The Journalism and Media Academy (JMA) in Hartford is not your traditional high school, and Dan Pichette ’04 MA, ’11 6th Year is not your typical administrator. Nestled between the biology labs and math classrooms at the magnet school are green rooms, a radio station, a TV studio with camera equipment, and audio editing bays. Students are able to take the traditional math, science, English, and history classes while dabbling in electives such as blog writing, animation, and sports journalism, taught by industry professionals.
Pichette, who was appointed the dean of students at JMA this past August, is wrapping up his first year as an administrator. He graduated from the Neag School of Education’s Teacher Certification Program for College Graduates (TCPCG) program in 2004 and the University of Connecticut Administrator Preparation Program (UCAPP) in 2011.
“There is a sense of pride that comes with successfully completing the TCPCG and UCAPP programs,” Pichette says, who taught history at East Hartford High from 2004 up until he became JMA’s dean of students. “The depth of knowledge that Neag professors and staff bring to the programs is unparalleled, blending real life and research together.”
That said, he never expected to end up at a school like JMA. “Twelve years ago while I was in TCPCG, there weren’t many magnet schools; it was still a far-fetched idea,” says Pichette, who recalls members of his cohort at the Neag School having conversations about how these types of schools were on the horizon. “That type of discussion allowed me to see beyond what was the norm at the time, which was the traditional high school,” he says.
Taking the Leap
Pichette saw the opportunity to work at JMA – which had opened its doors in 2013 – and decided to “take the leap.” Despite his lack of experience working in a magnet school setting, Pichette thought back to his TCPCG supervisor, Dr. James Fallon, whose advice Pichette applies to his role at JMA.
“Dr. Fallon brought a lot of insight into how you work in a school system, no matter if it is small or large. He taught me how to handle myself professionally and how to really work through the ins and outs of a school. To this day, I take his words. They were invaluable,” Pichette says.
“I see full circle how dedicated the faculty, staff, and administration are to their students, programs, and alumni at Neag,” he adds. “The Neag School of Education has truly been such a huge part of my family and our history; I couldn’t imagine going any place else.”
Pichette also mentions the value of having learned firsthand about Positive Behavior and Intervention Supports (PBIS) from Neag School Professor George Sugai. “The resources that UConn brings are tremendous,” says Pichette, who serves as chair of the PBIS committee at JMA. “I got to learn about PBIS from the guy who created PBIS – how can it be better than that?”

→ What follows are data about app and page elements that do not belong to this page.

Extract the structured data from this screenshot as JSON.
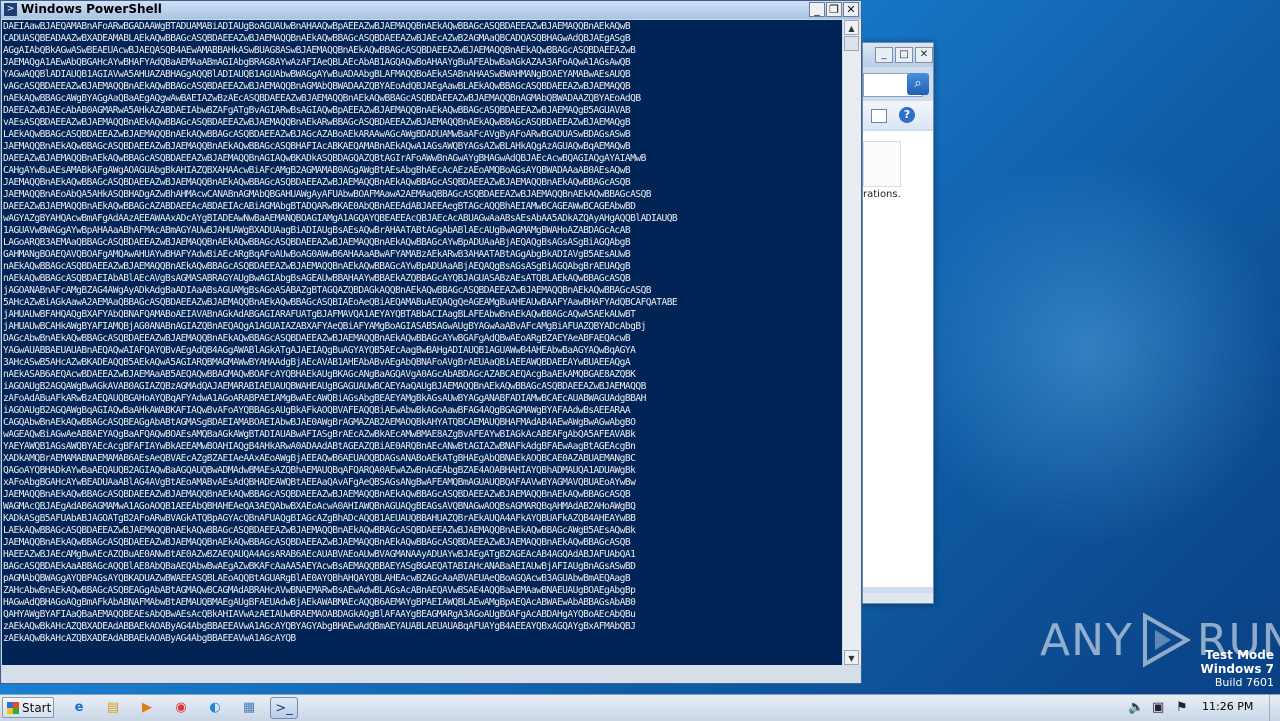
{
  "powershell": {
    "title": "Windows PowerShell",
    "console_text": "DAEIAawBJAEQAMABnAFoARwBGADAAWgBTADUAMABiADIAUgBoAGUAUwBnAHAAQwBpAEEAZwBJAEMAQQBnAEkAQwBBAGcASQBDAEEAZwBJAEMAQQBnAEkAQwB\nCADUASQBEADAAZwBXADEAMABLAEkAQwBBAGcASQBDAEEAZwBJAEMAQQBnAEkAQwBBAGcASQBDAEEAZwBJAEcAZwB2AGMAaQBCADQASQBHAGwAdQBJAEgASgB\nAGgAIAbQBkAGwASwBEAEUAcwBJAEQASQB4AEwAMABBAHkASwBUAG8ASwBJAEMAQQBnAEkAQwBBAGcASQBDAEEAZwBJAEMAQQBnAEkAQwBBAGcASQBDAEEAZwB\nJAEMAQgA1AEwAbQBGAHcAYwBHAFYAdQBaAEMAaABmAGIAbgBRAG8AYwAzAFIAeQBLAEcAbAB1AGQAQwBoAHAAYgBuAFEAbwBaAGkAZAA3AFoAQwA1AGsAwQB\nYAGwAQQBlADIAUQB1AGIAVwA5AHUAZABHAGgAQQBlADIAUQB1AGUAbwBWAGgAYwBuADAAbgBLAFMAQQBoAEkASABnAHAASwBWAHMANgBOAEYAMABwAEsAUQB\nvAGcASQBDAEEAZwBJAEMAQQBnAEkAQwBBAGcASQBDAEEAZwBJAEMAQQBnAGMAbQBWADAAZQBYAEoAdQBJAEgAawBLAEkAQwBBAGcASQBDAEEAZwBJAEMAQQB\nnAEkAQwBBAGcAWgBYAGgAaQBaAEgAQgwAwBAEIAZwBzAEcASQBDAEEAZwBJAEMAQQBnAEkAQwBBAGcASQBDAEEAZwBJAEMAQQBnAGMAbQBWADAAZQBYAEoAdQB\nDAEEAZwBJAEcAbAB0AGMARwA5AHkAZABDAEIAbwBZAFgATgBvAGIARwBsAGIAQwBpAEEAZwBJAEMAQQBnAEkAQwBBAGcASQBDAEEAZwBJAEMAQgB5AGUAVAB\nvAEsASQBDAEEAZwBJAEMAQQBnAEkAQwBBAGcASQBDAEEAZwBJAEMAQQBnAEkARwBBAGcASQBDAEEAZwBJAEMAQQBnAEkAQwBBAGcASQBDAEEAZwBJAEMAQgB\nLAEkAQwBBAGcASQBDAEEAZwBJAEMAQQBnAEkAQwBBAGcASQBDAEEAZwBJAGcAZABoAEkARAAwAGcAWgBDADUAMwBaAFcAVgByAFoARwBGADUASwBDAGsASwB\nJAEMAQQBnAEkAQwBBAGcASQBDAEEAZwBJAEMAQQBnAEkAQwBBAGcASQBHAFIAcABKAEQAMABnAEkAQwA1AGsAWQBYAGsAZwBLAHkAQgAzAGUAQwBqAEMAQwB\nDAEEAZwBJAEMAQQBnAEkAQwBBAGcASQBDAEEAZwBJAEMAQQBnAGIAQwBKADkASQBDAGQAZQBtAGIrAFoAWwBnAGwAYgBHAGwAdQBJAEcAcwBQAGIAQgAYAIAMwB\nCAHgAYwBuAEsAMABkAFgAWgAOAGUAbgBkAHIAZQBXAHAAcwBiAFcAMgB2AGMAMAB0AGgAWgBtAEsAbgBhAEcAcAEzAEoAMQBoAGsAYQBWADAAaAB0AEsAQwB\nJAEMAQQBnAEkAQwBBAGcASQBDAEEAZwBJAEMAQQBnAEkAQwBBAGcASQBDAEEAZwBJAEMAQQBnAEkAQwBBAGcASQBDAEEAZwBJAEMAQQBnAEkAQwBBAGcASQB\nJAEMAQQBnAEoAbQA5AHkASQBHADgAZwBhAHMAcwCANABnAGMAbQBGAHUAWgAyAFUAbwBOAFMAawA2AEMAaQBBAGcASQBDAEEAZwBJAEMAQQBnAEkAQwBBAGcASQB\nDAEEAZwBJAEMAQQBnAEkAQwBBAGcAZABDAEEAcABDAEIAcABiAGMAbgBTADQARwBKAE0AbQBnAEEAdABJAEEAegBTAGcAQQBhAEIAMwBCAGEAWwBCAGEAbwBD\nwAGYAZgBYAHQAcwBmAFgAdAAzAEEAWAAxADcAYgBIADEAwNwBaAEMANQBOAGIAMgA1AGQAYQBEAEEAcQBJAEcAcABUAGwAaABsAEsAbAA5ADkAZQAyAHgAQQBlADIAUQB\n1AGUAVwBWAGgAYwBpAHAAaABhAFMAcABmAGYAUwBJAHUAWgBXADUAagBiADIAUgBsAEsAQwBrAHAATABtAGgAbABlAEcAUgBwAGMAMgBWAHoAZABDAGcAcAB\nLAGoARQB3AEMAaQBBAGcASQBDAEEAZwBJAEMAQQBnAEkAQwBBAGcASQBDAEEAZwBJAEMAQQBnAEkAQwBBAGcAYwBpADUAaABjAEQAQgBsAGsASgBiAGQAbgB\nGAHMANgBOAEQAVQBOAFgAMQAwAHUAYwBHAFYAdwBiAEcARgBqAFoAUwBoAG0AWwB6AHAAaABwAFYAMABzAEkARwB3AHAATABtAGgAbgBkADIAVgB5AEsAUwB\nnAEkAQwBBAGcASQBDAEEAZwBJAEMAQQBnAEkAQwBBAGcASQBDAEEAZwBJAEMAQQBnAEkAQwBBAGcAYwBpADUAaABjAEQAQgBsAGsASgBiAGQAbgBrAEUAQgB\nnAEkAQwBBAGcASQBDAEIAbABlAEcAVgBsAGMASABRAGYAUgBwAGIAbgBsAGEAUwBBAHAAYwBBAEkAZQBBAGcAYQBJAGUASABzAEsATQBLAEkAQwBBAGcASQB\njAGOANABnAFcAMgBZAG4AWgAyADkAdgBaADIAaABsAGUAMgBsAGoASABAZgBTAGQAZQBDAGkAQQBnAEkAQwBBAGcASQBDAEEAZwBJAEMAQQBnAEkAQwBBAGcASQB\n5AHcAZwBiAGkAawA2AEMAaQBBAGcASQBDAEEAZwBJAEMAQQBnAEkAQwBBAGcASQBIAEoAeQBiAEQAMABuAEQAQgQeAGEAMgBuAHEAUwBAAFYAawBHAFYAdQBCAFQATABE\njAHUAUwBFAHQAQgBXAFYAbQBNAFQAMABoAEIAVABnAGkAdABGAGIARAFUATgBJAFMAVQA1AEYAYQBTABbACIAagBLAFEAbwBnAEkAQwBBAGcAQwA5AEkAUwBT\njAHUAUwBCAHkAWgBYAFIAMQBjAG0ANABnAGIAZQBnAEQAQgA1AGUAIAZABXAFYAeQBiAFYAMgBoAGIASAB5AGwAUgBYAGwAaABvAFcAMgBiAFUAZQBYADcAbgBj\nDAGcAbwBnAEkAQwBBAGcASQBDAEEAZwBJAEMAQQBnAEkAQwBBAGcASQBDAEEAZwBJAEMAQQBnAEkAQwBBAGcAYwBGAFgAdQBwAEoARgBZAEYAeABFAEQAcwB\nYAGwAUABBAEUAUABnAEQAQwAIAFQAYQBvAEgAdQB4AGgAWABlAGkATgAJAEIAQgBuAGYAYQB5AEcAagBwBAHgADIAUQB1AGUAWwB4AHEAbwBaAGYAQwBqAGYA\n3AHcASwB5AHcAZwBKADEAQQB5AEkAQwA5AGIARQBMAGMAWwBYAHAAdgBjAEcAVAB1AHEAbABvAEgAbQBNAFoAVgBrAEUAaQBiAEEAWQBDAEEAYwBUAEEAQgA\nnAEkASAB6AEQAcwBDAEEAZwBJAEMAaAB5AEQAQwBBAGMAQwBOAFcAYQBHAEkAUgBKAGcANgBaAGQAVgA0AGcAbABDAGcAZABCAEQAcgBaAEkAMQBGAE8AZQBK\niAGOAUgB2AGQAWgBwAGkAVAB0AGIAZQBzAGMAdQAJAEMARABIAEUAUQBWAHEAUgBGAGUAUwBCAEYAaQAUgBJAEMAQQBnAEkAQwBBAGcASQBDAEEAZwBJAEMAQQB\nzAFoAdABuAFkARwBzAEQAUQBGAHoAYQBqAFYAdwA1AGoARABPAEIAMgBwAEcAWQBiAGsAbgBEAEYAMgBkAGsAUwBYAGgANABFADIAMwBCAEcAUABWAGUAdgBBAH\niAGOAUgB2AGQAWgBqAGIAQwBaAHkAWABKAFIAQwBvAFoAYQBBAGsAUgBkAFkAOQBVAFEAQQBiAEwAbwBkAGoAawBFAG4AQgBGAGMAWgBYAFAAdwBsAEEARAA\nCAGQAbwBnAEkAQwBBAGcASQBEAGgAbABtAGMASgBDAEIAMABOAEIAbwBJAE0AWgBrAGMAZAB2AEMAOQBkAHYATQBCAEMAUQBHAFMAdAB4AEwAWgBwAGwAbgBO\nwAGEAQwBiAGwAeABBAEYAQgBaAFQAQwBOAEsAMQBaAGkAWgBTADIAUABwAFIASgBrAEcAZwBkAEcAMwBMAE8AZgBvAFEAYwBIAGkAcABEAFgAbQA5AFEAVABk\nYAEYAWQB1AGsAWQBYAEcAcgBFAFIAYwBkAEEAMwBOAHIAQgB4AHkARwA0ADAAdABtAGEAZQBiAE0ARQBnAEcANwBtAGIAZwBNAFkAdgBFAEwAagBtAGEAcgBn\nXADkAMQBrAEMAMABNAEMAMAB6AEsAeQBVAEcAZgBZAEIAeAAxAEoAWgBjAEEAQwB6AEUAOQBDAGsANABoAEkATgBHAEgAbQBNAEkAOQBCAE0AZABUAEMANgBC\nQAGoAYQBHADkAYwBaAEQAUQB2AGIAQwBaAGQAUQBwADMAdwBMAEsAZQBhAEMAUQBqAFQARQA0AEwAZwBnAGEAbgBZAE4AOABHAHIAYQBhADMAUQA1ADUAWgBk\nxAFoAbgBGAHcAYwBEADUAaABlAG4AVgBtAEoAMABvAEsAdQBHADEAWQBtAEEAaQAvAFgAeQBSAGsANgBwAFEAMQBmAGUAUQBQAFAAVwBYAGMAVQBUAEoAYwBw\nJAEMAQQBnAEkAQwBBAGcASQBDAEEAZwBJAEMAQQBnAEkAQwBBAGcASQBDAEEAZwBJAEMAQQBnAEkAQwBBAGcASQBDAEEAZwBJAEMAQQBnAEkAQwBBAGcASQB\nWAGMAcQBJAEgAdAB6AGMAMwA1AGoAOQB1AEEAbQBHAHEAeQA3AEQAbwBXAEoAcwA0AHIAWQBnAGUAQgBEAGsAVQBNAGwAOQBsAGMARQBqAHMAdAB2AHoAWgBQ\nKADkASgB5AFUAbABJAGOATgB2AFoARwBVAGkATQBpAGYAcQBnAFUAQgBIAGcAZgBhADcAQQB1AEUAUQBBAHUAZQBrAEkAUQA4AFkAYQBUAFkAZQB4AHEAYwBB\nLAEkAQwBBAGcASQBDAEEAZwBJAEMAQQBnAEkAQwBBAGcASQBDAEEAZwBJAEMAQQBnAEkAQwBBAGcASQBDAEEAZwBJAEMAQQBnAEkAQwBBAGcAWgB5AEsAQwBk\nJAEMAQQBnAEkAQwBBAGcASQBDAEEAZwBJAEMAQQBnAEkAQwBBAGcASQBDAEEAZwBJAEMAQQBnAEkAQwBBAGcASQBDAEEAZwBJAEMAQQBnAEkAQwBBAGcASQB\nHAEEAZwBJAEcAMgBwAEcAZQBuAE0ANwBtAE0AZwBZAEQAUQA4AGsARAB6AEcAUABVAEoAUwBVAGMANAAyADUAYwBJAEgATgBZAGEAcAB4AGQAdABJAFUAbQA1\nBAGcASQBDAEkAaABBAGcAQQBlAE8AbQBaAEQAbwBwAEgAZwBKAFcAaAA5AEYAcwBsAEMAQQBBAEYASgBGAEQATABIAHcANABaAEIAUwBjAFIAUgBnAGsASwBD\npAGMAbQBWAGgAYQBPAGsAYQBKADUAZwBWAEEASQBLAEoAQQBtAGUARgBlAE0AYQBhAHQAYQBLAHEAcwBZAGcAaABVAEUAeQBoAGQAcwB3AGUAbwBmAEQAagB\nZAHcAbwBnAEkAQwBBAGcASQBEAGgAbABtAGMAQwBCAGMAdABRAHcAVwBNAEMARwBsAEwAdwBLAGsAcABnAEQAVwBSAE4AQQBaAEMAawBNAEUAUgBOAEgAbgBp\nHAGwAdQBHAGoAQgBmAFkAbABNAFMAbwBtAEMAUQBMAEgAUgBFAEUAdwBjAEkAWABMAEcAQQB6AEMAYgBPAEIAWQBLAEwAMgBpAEQAcABWAEwAbABBAGsAbAB0\nQAHYAWgBYAFIAaQBaAEMAQQBEAEsAbQBwAEsAcQBkAHIAVwAzAEIAUwBRAEMAOABDAGkAQgBlAFAAYgBEAGMARgA3AGoAUgBOAFgAcABDAHgAYQBoAEcAbQBu\nzAEkAQwBkAHcAZQBXADEAdABBAEkAOAByAG4AbgBBAEEAVwA1AGcAYQBYAGYAbgBHAEwAdQBmAEYAUABLAEUAUABqAFUAYgB4AEEAYQBxAGQAYgBxAFMAbQBJ\nzAEkAQwBkAHcAZQBXADEAdABBAEkAOAByAG4AbgBBAEEAVwA1AGcAYQB",
    "controls": {
      "minimize": "_",
      "restore": "❐",
      "close": "✕"
    },
    "scroll": {
      "up": "▲",
      "down": "▼"
    }
  },
  "background_window": {
    "snippet": "rations.",
    "controls": {
      "minimize": "_",
      "maximize": "□",
      "close": "✕"
    }
  },
  "watermark": {
    "left": "ANY",
    "right": "RUN"
  },
  "windows_info": {
    "line1": "Test Mode",
    "line2": "Windows 7",
    "line3": "Build 7601"
  },
  "taskbar": {
    "start_label": "Start",
    "clock": "11:26 PM",
    "pinned": [
      "ie-icon",
      "explorer-icon",
      "media-player-icon",
      "chrome-icon",
      "edge-icon",
      "notepad-icon",
      "powershell-icon"
    ]
  }
}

Shaping a Progressive Curriculum
At JMA, students have access to a wide array of technology and media courses that can provide a competitive advantage during this time of media and technology dependence. Aside from the traditional courses like math, science, history, and English, JMA also has themed courses such as TV Production, Radio Production, and Digital Storytelling.
“We hope to draw people to JMA through the variety of thematic programs, which give students the opportunity to specialize in a field tailored to their interests and passions,” Pichette says. “We are constantly monitoring the needs of our students and adjusting to ensure that our students have access to the best educational opportunities in the state, and even in the nation.”
JMA also provides students with hands-on experience working in media production, both written and broadcast. The school partners with the Connecticut Public Broadcasting Network (CPBN), which offers students in their senior year the chance to work alongside industry experts at CPBN’s satellite campus to create a professional media portfolio. Going forward, Pichette says he would also like to “work with area colleges and universities to develop a progressive curriculum that suits the ever-changing needs of the students in a media-focused school.”
In addition to its media-related focus, JMA brings together a diverse student body, with students hailing from 43 different districts in the state. “These students represent a myriad of cultures, ethnicities, and socioeconomic statuses,” Pichette says. “We strongly believe that the city of Hartford and the suburbs of Hartford can grow with each other, and build on positive experiences to have a community that continues to flourish.”
‘Driver of Change’
Although he misses the kinds of connection he had with students as a classroom teacher, Pichette says his first year as an administrator offers an education all its own. “I’m still learning; I’m learning every day,” he says. “Every day I walk in here, I’m faced with a something new I hadn’t been faced with before.”
Serving in a role at JMA that he says is similar to that of an assistant principal, Pichette now focuses on teacher evaluations, student discipline, and policy. “It’s been really refreshing to sit and have conversations with teachers about their work and to share my experiences with them,” he says. “I’ve been working with first-year teachers – just sharing some of the strategies I’ve used that worked when I was a teacher.”
Ultimately, Pichette says, he would like to become a principal. “I would like to move into that role, to be able to be the driver of change,” he says, looking forward to the opportunity to spend the summer being a part of the planning process for the next academic year.
“We’ve made some really great strides this year, but we want to keep that ball moving and keep the quality of the education as our No. 1 priority,” he says.